The provider determines how much memory to allocate for each data value based on its data type indicator. For fixed-length data types, such as Booleans and integers, the provider simply allocates enough space to hold one item of that type. For variable-length data types, the provider must rely on the consumer to specify how much memory must be allocated for the data. The consumer does this by setting the value of cbMaxLen appropriately.

When the length part of a binding is applied to a column, the length includes all bytes of the value. It should be the same as the length passed to IMalloc to allocate a buffer big enough to hold the data value. For strings, this length must include space for a null-termination character. If the value is to be converted, the length should be the length in bytes that the value has after it is converted into the type specified by the consumer.

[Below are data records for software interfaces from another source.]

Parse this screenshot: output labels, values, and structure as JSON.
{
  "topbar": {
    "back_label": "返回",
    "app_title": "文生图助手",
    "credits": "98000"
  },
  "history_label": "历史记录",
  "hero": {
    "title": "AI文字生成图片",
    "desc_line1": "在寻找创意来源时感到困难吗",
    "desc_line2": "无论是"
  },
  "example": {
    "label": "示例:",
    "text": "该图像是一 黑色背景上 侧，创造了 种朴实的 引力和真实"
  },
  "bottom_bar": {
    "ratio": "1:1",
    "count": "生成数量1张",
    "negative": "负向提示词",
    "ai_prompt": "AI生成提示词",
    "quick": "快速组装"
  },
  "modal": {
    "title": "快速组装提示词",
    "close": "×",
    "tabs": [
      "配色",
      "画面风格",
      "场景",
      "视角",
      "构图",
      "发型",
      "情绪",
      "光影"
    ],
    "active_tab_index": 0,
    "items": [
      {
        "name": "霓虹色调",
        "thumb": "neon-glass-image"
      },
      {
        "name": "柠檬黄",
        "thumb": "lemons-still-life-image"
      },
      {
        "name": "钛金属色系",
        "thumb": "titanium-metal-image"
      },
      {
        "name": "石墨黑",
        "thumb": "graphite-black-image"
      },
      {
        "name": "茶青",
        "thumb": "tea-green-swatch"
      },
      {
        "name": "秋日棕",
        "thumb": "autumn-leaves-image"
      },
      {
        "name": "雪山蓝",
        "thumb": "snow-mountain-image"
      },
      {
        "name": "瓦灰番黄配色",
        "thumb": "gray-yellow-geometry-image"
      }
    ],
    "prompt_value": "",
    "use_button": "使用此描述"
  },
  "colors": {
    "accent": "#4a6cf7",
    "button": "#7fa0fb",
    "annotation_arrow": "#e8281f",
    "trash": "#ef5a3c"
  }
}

If a variable-length string value is copied into a buffer that is too small to hold it, the string is truncated abruptly to fit the buffer. No attempt is made to trailing-align or trim the value, although strings are null-terminated. The returned length is the length in bytes of the untruncated value, which the consumer can compare to cbMaxLen to determine how many bytes were lost when the string was truncated.


Variable-length numeric data values are not truncated. Attempting to copy a variable-length numeric value into a buffer that is too small to hold the entire value is a programming error.

DBTYPE_BYREF, DBTYPE_ARRAY, and DBTYPE_VECTOR are modifiers of data types and do not affect whether a data type is fixed-length or variable-length. However, these modifiers do affect how data is stored and how cbMaxLen is used in the DBBINDING structure.

For a complete list of fixed-length and variable-length data types, see Fixed-Length Data Types and Variable-Length Data Types in Appendix A: Data Types.